Cocktails | There Is Fascinating Cocktails Interesting Drink: Cocktails are having a moment, and thanks to the epidemic, it’s happening at home more than ever. In more than 30 states, several restaurants in the Distilled Spirits Council, a trade group for the industry, have reacted with drinks. Cocktails in a canteen, cutwater, hard seltzers and other beverages can enjoy in the liqueur shops.
Cocktails | There Is Fascinating Cocktails Interesting Drink
Books On Cocktails
However, home bartending is becoming more popular, as seen by several books on the subject in the last six months.
Unlike previous cocktail manuals, which were often brutal, these five new-to-the-cocktail-world authors’ products create for exclusively for the home cook/bartender. Each attempt makes it easier for you to enjoy creative cocktails at home without obtaining a master’s degree in mixology.
Natalie Migliarini and James Stevenson, who left Seattle five years ago to travel and record the world of wine, beer, spirits, and liqueurs, have written: “Beautiful Booze: Stylish Cocktails to Make at Home” (Countryman Press). The photos were taken at a leased apartment in New Orleans and are both inviting and elegant.
The recipes are essential (typically three ingredients), visually appealing, and sophisticated. The books developed out of a blog of the same name. The authors give another name to cocktails by giving them a witty taste.
John DeBary worked as a bartender in New York City for many years. He’s a wine and spirits writer who also invented Proteau, a non-alcoholic aperitif. A year before his book “Drink What You Want: The Subjective Guide to Making Objectively Delicious Cocktails” (Clarkson Potter). The title appeals to me since I have always delivered the same counsel regardless of the recommendation.
“Shake, Strain, Done Craft Cocktails at Home. It is by the editorial director of Milk Street and former culinary editor of The Associated Press. It is transforming a favorite hobby into a cocktail book (Voracious). He takes a culinary approach to cocktails, categorizing them into 11 categories. These are refreshing, creamy, fruity, sweet, sour, herbal, bitter, spicy, smokey, warm, and robust.
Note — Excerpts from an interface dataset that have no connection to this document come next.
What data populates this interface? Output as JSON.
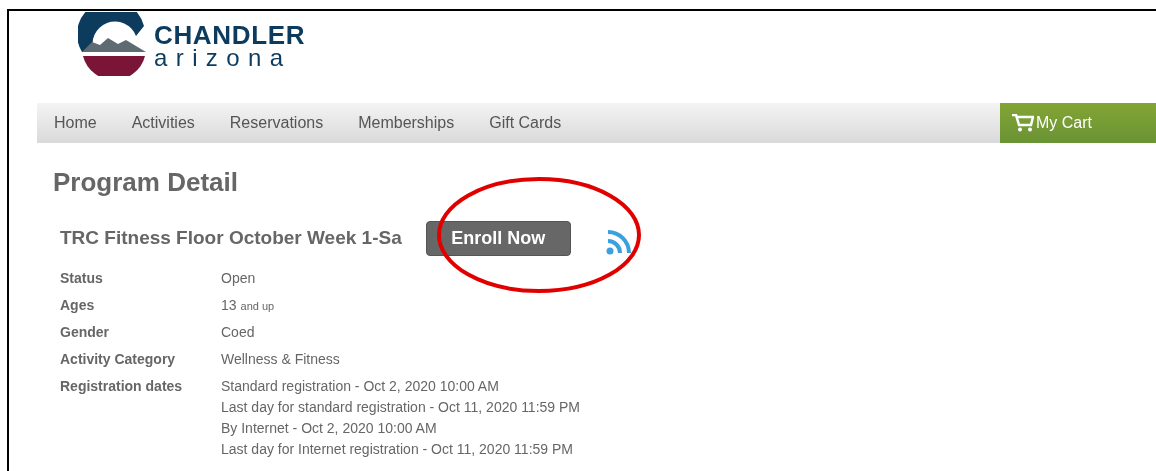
{
  "logo": {
    "name": "CHANDLER",
    "subtitle": "arizona"
  },
  "nav": {
    "items": [
      {
        "label": "Home"
      },
      {
        "label": "Activities"
      },
      {
        "label": "Reservations"
      },
      {
        "label": "Memberships"
      },
      {
        "label": "Gift Cards"
      }
    ],
    "cart": "My Cart"
  },
  "page_title": "Program Detail",
  "program": {
    "title": "TRC Fitness Floor October Week 1-Sa",
    "enroll_button": "Enroll Now",
    "highlighted": true
  },
  "details": [
    {
      "label": "Status",
      "lines": [
        "Open"
      ]
    },
    {
      "label": "Ages",
      "lines": [
        "13"
      ],
      "suffix": "and up"
    },
    {
      "label": "Gender",
      "lines": [
        "Coed"
      ]
    },
    {
      "label": "Activity Category",
      "lines": [
        "Wellness & Fitness"
      ]
    },
    {
      "label": "Registration dates",
      "lines": [
        "Standard registration - Oct 2, 2020 10:00 AM",
        "Last day for standard registration - Oct 11, 2020 11:59 PM",
        "By Internet - Oct 2, 2020 10:00 AM",
        "Last day for Internet registration - Oct 11, 2020 11:59 PM"
      ]
    }
  ]
}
Hirsh describes drinks in a way that we can understand. You can look through the book for a top liquor, such as bourbon, as well as a dominant feature, so if you desire a refreshing vodka drink or a warm bourbon cocktail on a cold night. The book takes in the right direction.
If you’re missing the City of Light and want to recreate some café culture at home, David Lebovitz teaches you how. “Drinking French,” a new book by the pastry chef and cookbook author, is out now (Ten Speed Press). Simply looking at the photos transports you to Paris.
There are traditional beverages, including Suze, Pineau de Charentes, cognac, Chartreuse, Armagnac, and Byrrh. These are rediscovered by Lebovitz, who is also inventing some new ones.
Lebovitz demonstrating food and drink on Instagram with his “apéro hour” videos since the book’s debut in March.
He argues that the apéro hour “signals the change between day and night, or labor and play.” It’s a time to unwind in France, with an aperitif and a bite to eat.
Julia Bainbridge is a cuisine writer who has opted to cut back on alcohol consumption but not on drinking. In the best non-alcoholic handmade cocktails, she travels the world.
“Good Drinks: Alcohol-Free Recipes for When You’re Not Drinking for Whatever Reason” is ideal for people who want to toast and join in the festivities with an alcohol-free drink.